[SOURCE DATA]
• • •
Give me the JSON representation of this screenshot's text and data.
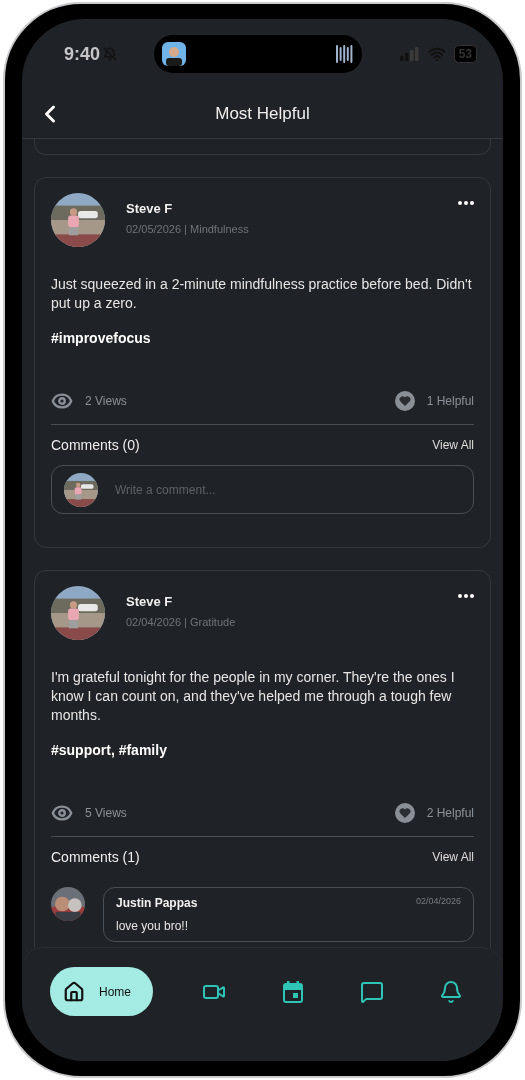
{
  "status_bar": {
    "time": "9:40",
    "battery": "53"
  },
  "header": {
    "title": "Most Helpful"
  },
  "posts": [
    {
      "author": "Steve F",
      "meta": "02/05/2026 | Mindfulness",
      "body": "Just squeezed in a 2-minute mindfulness practice before bed. Didn't put up a zero.",
      "tags": "#improvefocus",
      "views": "2 Views",
      "helpful": "1 Helpful",
      "comments_title": "Comments (0)",
      "view_all": "View All",
      "comment_placeholder": "Write a comment..."
    },
    {
      "author": "Steve F",
      "meta": "02/04/2026 | Gratitude",
      "body": "I'm grateful tonight for the people in my corner. They're the ones I know I can count on, and they've helped me through a tough few months.",
      "tags": "#support, #family",
      "views": "5 Views",
      "helpful": "2 Helpful",
      "comments_title": "Comments (1)",
      "view_all": "View All",
      "comments": [
        {
          "author": "Justin Pappas",
          "date": "02/04/2026",
          "text": "love you bro!!"
        }
      ]
    }
  ],
  "nav": {
    "items": [
      {
        "label": "Home",
        "selected": true
      },
      {
        "selected": false
      },
      {
        "selected": false
      },
      {
        "selected": false
      },
      {
        "selected": false
      }
    ]
  }
}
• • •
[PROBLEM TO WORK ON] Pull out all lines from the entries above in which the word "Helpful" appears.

[EXERCISE ANSWER]
    "title": "Most Helpful"
      "helpful": "1 Helpful",
      "helpful": "2 Helpful",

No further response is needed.